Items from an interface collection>

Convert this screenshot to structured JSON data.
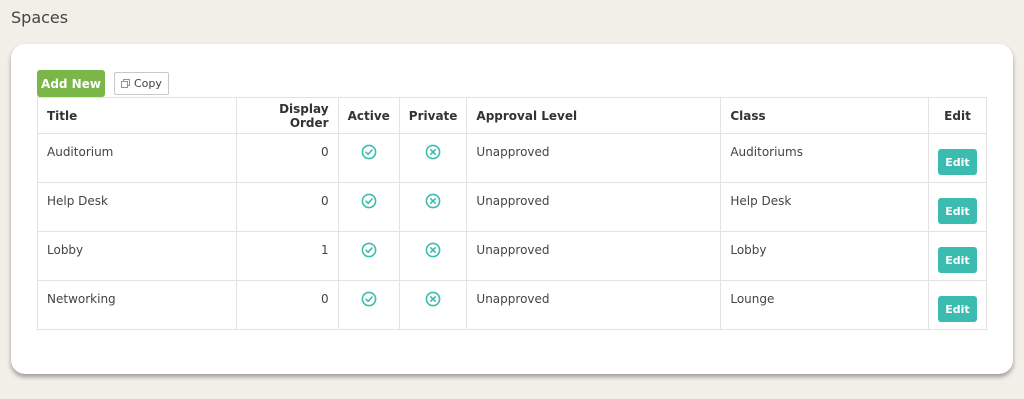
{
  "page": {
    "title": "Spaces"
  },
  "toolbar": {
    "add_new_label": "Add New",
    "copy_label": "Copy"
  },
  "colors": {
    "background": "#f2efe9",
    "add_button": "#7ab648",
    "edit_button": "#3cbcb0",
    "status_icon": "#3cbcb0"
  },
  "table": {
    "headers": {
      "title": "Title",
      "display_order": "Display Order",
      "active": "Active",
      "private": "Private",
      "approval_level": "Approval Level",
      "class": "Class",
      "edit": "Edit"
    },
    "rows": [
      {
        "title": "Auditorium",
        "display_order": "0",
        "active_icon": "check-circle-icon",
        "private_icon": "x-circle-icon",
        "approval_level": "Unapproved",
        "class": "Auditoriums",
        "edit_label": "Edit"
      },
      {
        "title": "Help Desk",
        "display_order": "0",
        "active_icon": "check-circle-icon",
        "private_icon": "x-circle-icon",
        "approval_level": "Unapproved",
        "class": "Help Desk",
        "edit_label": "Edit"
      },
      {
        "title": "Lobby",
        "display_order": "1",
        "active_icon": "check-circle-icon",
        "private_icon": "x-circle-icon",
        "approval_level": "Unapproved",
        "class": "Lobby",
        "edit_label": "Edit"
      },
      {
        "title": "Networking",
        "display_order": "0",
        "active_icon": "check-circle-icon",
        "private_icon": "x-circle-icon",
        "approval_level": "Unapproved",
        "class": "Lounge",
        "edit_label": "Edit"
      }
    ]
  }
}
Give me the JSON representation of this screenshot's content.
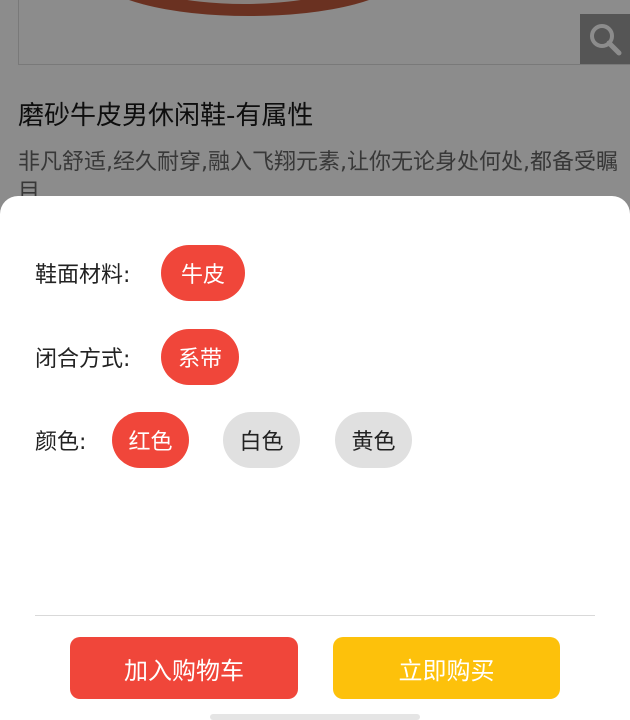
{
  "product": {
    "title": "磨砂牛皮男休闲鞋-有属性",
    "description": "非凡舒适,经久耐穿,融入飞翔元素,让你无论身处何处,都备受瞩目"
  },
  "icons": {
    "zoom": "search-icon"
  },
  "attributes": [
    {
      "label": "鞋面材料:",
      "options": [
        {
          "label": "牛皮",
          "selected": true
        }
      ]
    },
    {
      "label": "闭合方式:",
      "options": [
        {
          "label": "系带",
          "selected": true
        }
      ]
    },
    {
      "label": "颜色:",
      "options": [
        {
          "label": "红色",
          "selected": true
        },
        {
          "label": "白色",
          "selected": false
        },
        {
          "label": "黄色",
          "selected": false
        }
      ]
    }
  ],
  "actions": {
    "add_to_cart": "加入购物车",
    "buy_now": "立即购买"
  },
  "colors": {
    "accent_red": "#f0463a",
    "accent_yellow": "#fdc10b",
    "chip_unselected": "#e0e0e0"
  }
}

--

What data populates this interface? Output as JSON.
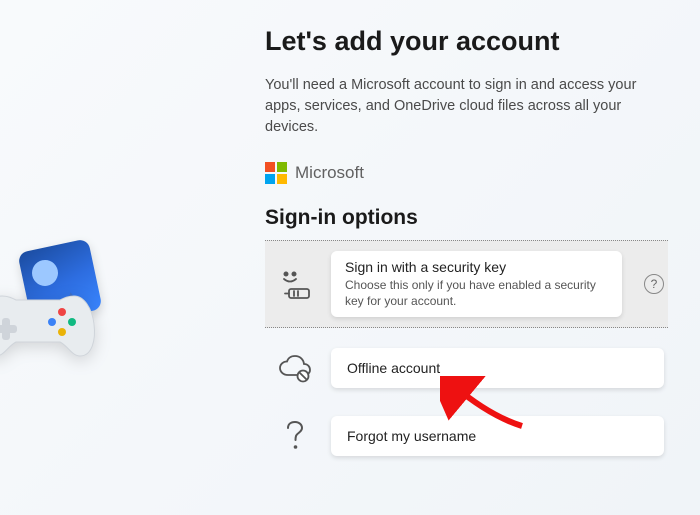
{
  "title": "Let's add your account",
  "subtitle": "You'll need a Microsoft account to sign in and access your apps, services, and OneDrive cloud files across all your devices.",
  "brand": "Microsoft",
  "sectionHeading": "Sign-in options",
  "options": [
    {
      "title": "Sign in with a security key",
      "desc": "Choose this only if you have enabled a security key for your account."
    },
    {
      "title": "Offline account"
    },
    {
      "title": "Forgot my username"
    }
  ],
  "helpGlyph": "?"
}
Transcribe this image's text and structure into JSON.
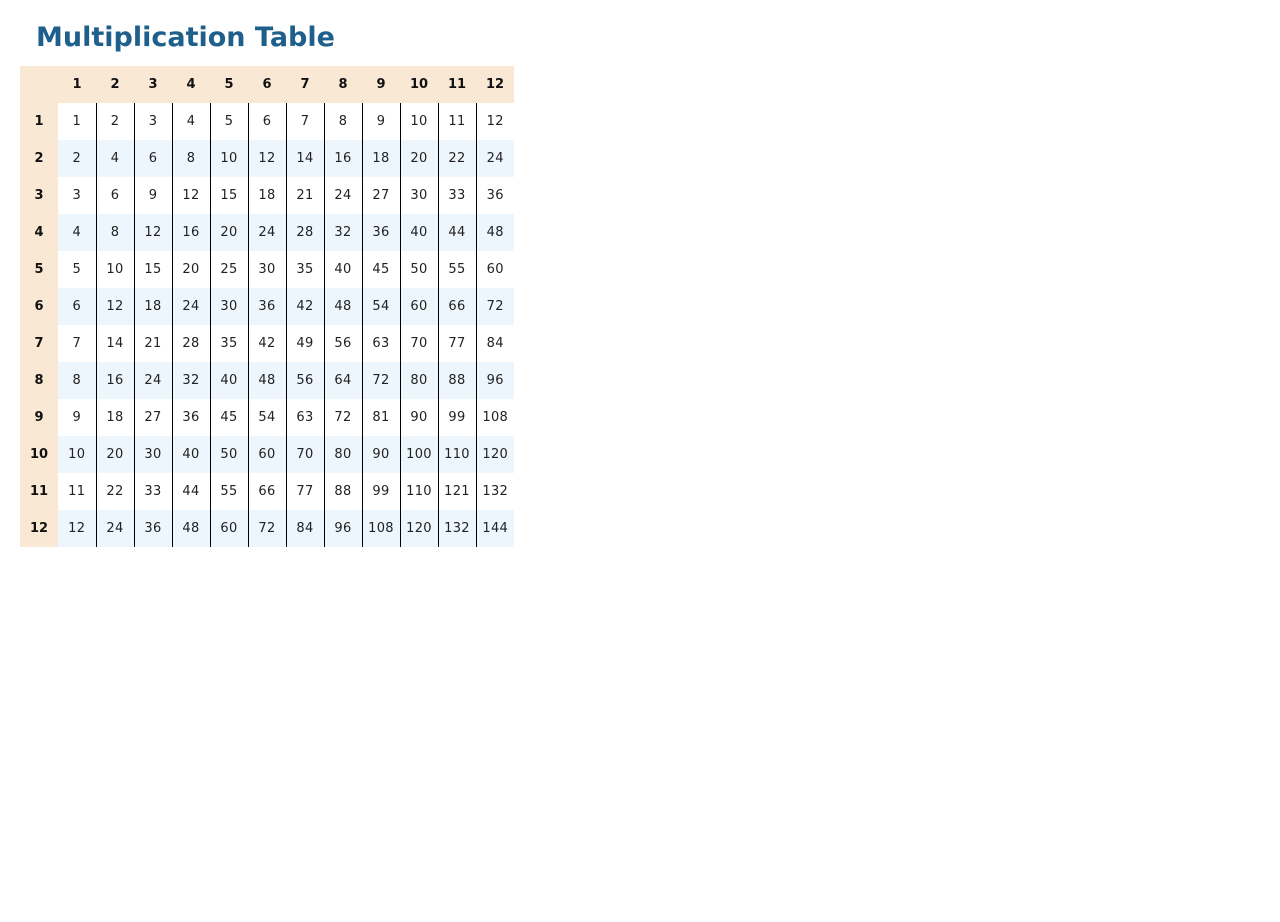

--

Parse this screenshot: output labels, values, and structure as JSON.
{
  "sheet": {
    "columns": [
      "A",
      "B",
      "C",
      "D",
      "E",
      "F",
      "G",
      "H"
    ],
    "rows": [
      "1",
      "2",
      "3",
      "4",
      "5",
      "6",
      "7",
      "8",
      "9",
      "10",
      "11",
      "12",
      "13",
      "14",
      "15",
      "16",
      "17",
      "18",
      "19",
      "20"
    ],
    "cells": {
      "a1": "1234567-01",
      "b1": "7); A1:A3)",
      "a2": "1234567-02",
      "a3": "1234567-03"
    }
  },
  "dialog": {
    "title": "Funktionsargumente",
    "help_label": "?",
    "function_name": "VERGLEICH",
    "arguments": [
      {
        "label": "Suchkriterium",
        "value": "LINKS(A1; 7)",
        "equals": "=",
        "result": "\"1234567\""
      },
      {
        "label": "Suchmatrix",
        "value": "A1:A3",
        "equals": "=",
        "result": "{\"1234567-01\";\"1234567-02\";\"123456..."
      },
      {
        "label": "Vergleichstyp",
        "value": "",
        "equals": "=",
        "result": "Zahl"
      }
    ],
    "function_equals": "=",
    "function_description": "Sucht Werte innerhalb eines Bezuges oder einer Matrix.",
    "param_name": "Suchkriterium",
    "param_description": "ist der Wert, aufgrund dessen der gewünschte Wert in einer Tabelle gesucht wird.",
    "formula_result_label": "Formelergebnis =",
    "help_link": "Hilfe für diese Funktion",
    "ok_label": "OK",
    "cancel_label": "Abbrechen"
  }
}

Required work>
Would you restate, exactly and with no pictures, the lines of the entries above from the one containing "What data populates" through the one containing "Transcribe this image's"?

Response for this exercise>
What data populates this interface? Output as JSON.
{
  "title": "Let's add your account",
  "subtitle": "You'll need a Microsoft account to sign in and access your apps, services, and OneDrive cloud files across all your devices.",
  "brand": "Microsoft",
  "sectionHeading": "Sign-in options",
  "options": [
    {
      "title": "Sign in with a security key",
      "desc": "Choose this only if you have enabled a security key for your account."
    },
    {
      "title": "Offline account"
    },
    {
      "title": "Forgot my username"
    }
  ],
  "helpGlyph": "?"
}
Transcribe this image's text and structure into JSON.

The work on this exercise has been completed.